Lauri Love is in a lot of trouble. The British-Finnish computer expert is accused of breaking into several U.S. government systems, including those operated by the U.S. Federal Reserve, the Missile Defense Agency, and NASA. Currently, he is in the midst of a fraught extradition battle. Over the next two days, a judge will hear his appeal to stay in the U.K., far from the reaches of the American judicial system.
If Love is extradited, he could face a 99 year prison sentence — something which most people would agree is obscenely excessive for a computer crime.
The U.S. government claims Love was able to access “confidential data.” In the extradition request, they describe this as “telephone numbers, social security numbers, credit card details and salary information of employees, health care professionals, and service personnel.”
You can argue that 99 years is wholly excessive for what amounts to the theft of some credit card and phone numbers. It is. The UK’s Computer Misuse Act 1990, which is the main body of law surrounding cybercrime, imposes a maximum 14 year sentence. That’s only in cases where human life is at risk, or national security is threatened; typically, it’s much, much lower.
You could even argue that since Lauri Love allegedly committed his crime from the UK, he ought to be tried at home. He should be, and indeed, he is currently heavily lobbying to be tried in the United Kingdom.
You can argue that the U.S. justice system is cruel and draconian. It definitely is. American courts have a conviction rate of roughly 93 percent (in comparison, U.K. Crown Court conviction rates were 80 percent in 2009), and the widespread practice of plea bargaining often sees innocent people go to jail, as they try to avoid the crushingly punitive prison sentences that are meted out.
Love also questions his ability to get a fair trial in the U.S. He would cease to be entitled to legal aid, and would be in the unenviable position of having to fund his defense himself.
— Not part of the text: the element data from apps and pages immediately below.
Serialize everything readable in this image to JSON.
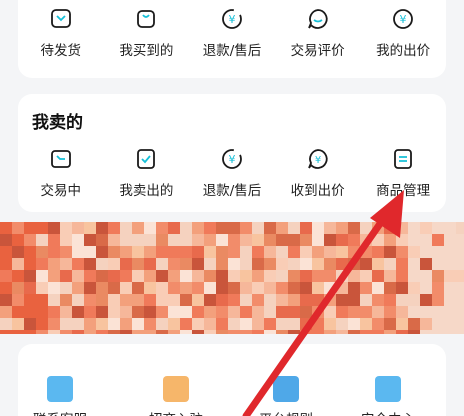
{
  "buy_section": {
    "items": [
      {
        "label": "待发货",
        "icon": "box-icon"
      },
      {
        "label": "我买到的",
        "icon": "bag-icon"
      },
      {
        "label": "退款/售后",
        "icon": "refund-icon"
      },
      {
        "label": "交易评价",
        "icon": "review-icon"
      },
      {
        "label": "我的出价",
        "icon": "bid-icon"
      }
    ]
  },
  "sell_section": {
    "title": "我卖的",
    "items": [
      {
        "label": "交易中",
        "icon": "trade-icon"
      },
      {
        "label": "我卖出的",
        "icon": "sold-icon"
      },
      {
        "label": "退款/售后",
        "icon": "refund-icon"
      },
      {
        "label": "收到出价",
        "icon": "offer-icon"
      },
      {
        "label": "商品管理",
        "icon": "clipboard-icon"
      }
    ]
  },
  "services": {
    "items": [
      {
        "label": "联系客服",
        "color": "#5bb8f0"
      },
      {
        "label": "招商入驻",
        "color": "#f6b66a"
      },
      {
        "label": "平台规则",
        "color": "#4fa8e8"
      },
      {
        "label": "安全中心",
        "color": "#5bb8f0"
      }
    ]
  },
  "colors": {
    "accent_icon": "#1a1a1a",
    "annotation_arrow": "#e0282c"
  }
}
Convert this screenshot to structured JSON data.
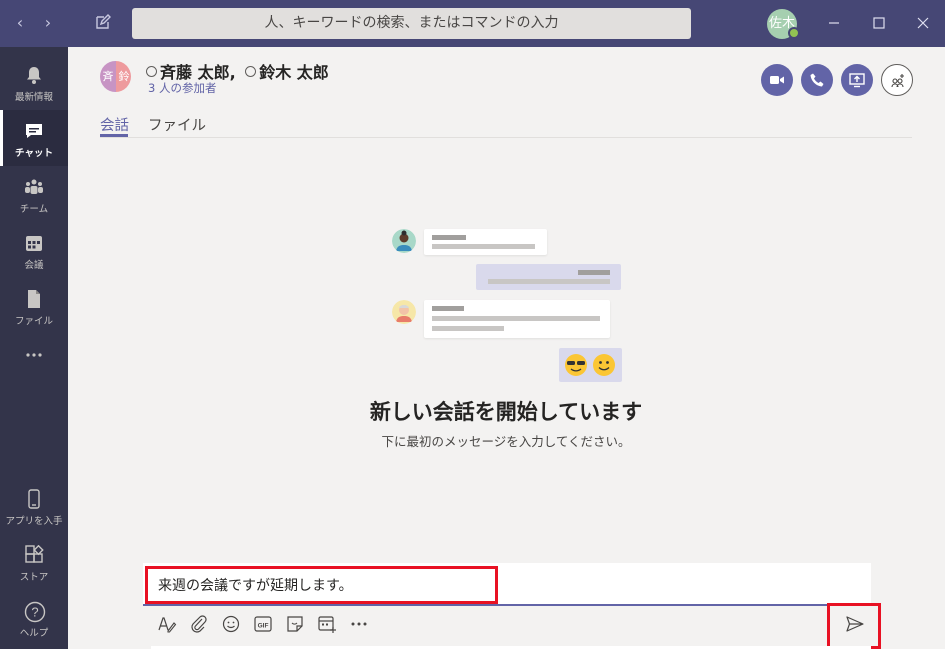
{
  "titlebar": {
    "search_placeholder": "人、キーワードの検索、またはコマンドの入力",
    "user_avatar_initials": "佐木"
  },
  "rail": [
    {
      "label": "最新情報",
      "icon": "bell-icon"
    },
    {
      "label": "チャット",
      "icon": "chat-icon",
      "active": true
    },
    {
      "label": "チーム",
      "icon": "teams-icon"
    },
    {
      "label": "会議",
      "icon": "calendar-icon"
    },
    {
      "label": "ファイル",
      "icon": "file-icon"
    },
    {
      "label": "",
      "icon": "more-icon"
    }
  ],
  "rail_bottom": [
    {
      "label": "アプリを入手",
      "icon": "phone-icon"
    },
    {
      "label": "ストア",
      "icon": "store-icon"
    },
    {
      "label": "ヘルプ",
      "icon": "help-icon"
    }
  ],
  "chat": {
    "avatar_left": "斉",
    "avatar_right": "鈴",
    "participant1": "斉藤 太郎",
    "separator": ",",
    "participant2": "鈴木 太郎",
    "participants_count": "3 人の参加者",
    "tabs": [
      "会話",
      "ファイル"
    ]
  },
  "empty_state": {
    "title": "新しい会話を開始しています",
    "subtitle": "下に最初のメッセージを入力してください。"
  },
  "compose": {
    "text": "来週の会議ですが延期します。"
  },
  "colors": {
    "brand": "#6264a7",
    "titlebar": "#464775",
    "rail": "#33344a",
    "highlight": "#e81123"
  }
}
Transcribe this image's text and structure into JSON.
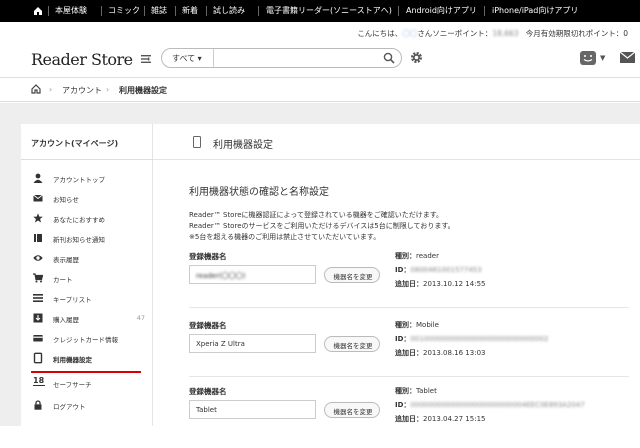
{
  "top_nav": {
    "home_icon": "home-icon",
    "items": [
      "本屋体験",
      "コミック",
      "雑誌",
      "新着",
      "試し読み",
      "電子書籍リーダー(ソニーストアへ)",
      "Android向けアプリ",
      "iPhone/iPad向けアプリ"
    ]
  },
  "user_bar": {
    "greeting_prefix": "こんにちは、",
    "user_name": "〇〇",
    "greeting_suffix": "さん",
    "points_label": "ソニーポイント：",
    "points_value": "18,663",
    "expire_label": "今月有効期限切れポイント：",
    "expire_value": "0"
  },
  "header": {
    "logo": "Reader Store",
    "search_scope": "すべて",
    "search_placeholder": "",
    "search_icon": "search-icon",
    "settings_icon": "gear-icon",
    "user_icon": "face-icon",
    "mail_icon": "mail-icon"
  },
  "breadcrumb": {
    "home_icon": "home-icon",
    "items": [
      "アカウント",
      "利用機器設定"
    ]
  },
  "sidebar": {
    "title": "アカウント(マイページ)",
    "items": [
      {
        "icon": "user-icon",
        "label": "アカウントトップ",
        "count": ""
      },
      {
        "icon": "mail-icon",
        "label": "お知らせ",
        "count": ""
      },
      {
        "icon": "star-icon",
        "label": "あなたにおすすめ",
        "count": ""
      },
      {
        "icon": "book-icon",
        "label": "新刊お知らせ通知",
        "count": ""
      },
      {
        "icon": "eye-icon",
        "label": "表示履歴",
        "count": ""
      },
      {
        "icon": "cart-icon",
        "label": "カート",
        "count": ""
      },
      {
        "icon": "list-icon",
        "label": "キープリスト",
        "count": ""
      },
      {
        "icon": "download-icon",
        "label": "購入履歴",
        "count": "47"
      },
      {
        "icon": "card-icon",
        "label": "クレジットカード情報",
        "count": ""
      },
      {
        "icon": "device-icon",
        "label": "利用機器設定",
        "count": ""
      },
      {
        "icon": "age-18-icon",
        "label": "セーフサーチ",
        "count": ""
      },
      {
        "icon": "lock-icon",
        "label": "ログアウト",
        "count": ""
      }
    ]
  },
  "main": {
    "page_title": "利用機器設定",
    "section_title": "利用機器状態の確認と名称設定",
    "description": [
      "Reader™ Storeに機器認証によって登録されている機器をご確認いただけます。",
      "Reader™ Storeのサービスをご利用いただけるデバイスは5台に制限しております。",
      "※5台を超える機器のご利用は禁止させていただいています。"
    ],
    "name_label": "登録機器名",
    "rename_button": "機器名を変更",
    "type_label": "種別：",
    "id_label": "ID：",
    "added_label": "追加日：",
    "devices": [
      {
        "name": "reader(〇〇〇)",
        "type": "reader",
        "id": "0800461001577453",
        "added": "2013.10.12 14:55"
      },
      {
        "name": "Xperia Z Ultra",
        "type": "Mobile",
        "id": "0010000000000000000000000000002",
        "added": "2013.08.16 13:03"
      },
      {
        "name": "Tablet",
        "type": "Tablet",
        "id": "00000000000000000000000004EEC0E893A2047",
        "added": "2013.04.27 15:15"
      }
    ]
  }
}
He also argued that he would be ill-equipped to prepare a defense compared to the U.K., where he would be on bail and would have access to a computer.
But the biggest reason that Love shouldn’t be sent to the U.S. to face trial is that if extradited, there is a very real risk to his life.
Love has been diagnosed with anxiety, depression, autism, and exhibits “obsessive behaviors.” In his first extradition hearing, held in 2016, psychologist Simon Baron-Cohen described him as “a man with several severe disabilities” and told the court that there was a significant chance that Lauri Love would attempt to commit suicide if taken away from his family.
“Lauri is aware that the authorities will try to stop him from committing suicide and so he has planned out in great detail how he will do it in a way that will evade detection,” he said.
“He doesn’t want to die but his mental health is such that the thought of being ripped from the support network of his family is unbearable. He is at even higher risk of suicide if he is put in solitary confinement.”
Baron-Cohen is a qualified clinical psychologist and a professor at the University of Cambridge. Suffice to say, he knows what he’s talking about.
Love’s family members have also expressed concern that, if extradited, he could harm himself.
Writing in Computer Weekly, his sister, Natasha Love, said that “he [Lauri] absolutely would not be able to cope with the conditions in US prisons,” adding that “the way they treat people who are a suicide risk in the US is not going to improve his condition.
It’s worth remembering if the U.K. refuses extradition, it would not be the first time. There’s a precedent.
Gary McKinnon is a Scottish computer hacker who spent nearly a decade fighting extradition to the U.S. over charges of breaking into NASA and military systems. The parallels between McKinnon and Love are scary: both were diagnosed with autism, and both were considered suicide risks if extradited.
In the case of McKinnon, he was spared at the eleventh hour after then-Home Secretary Theresa May blocked the extradition on the basis that he suffered from profound mental health issues, and there was a significant risk to his life.
The UK government should also refuse Love’s extradition on the same grounds. Because to do the opposite would be willful complicity in sending a gifted young man to a probable death.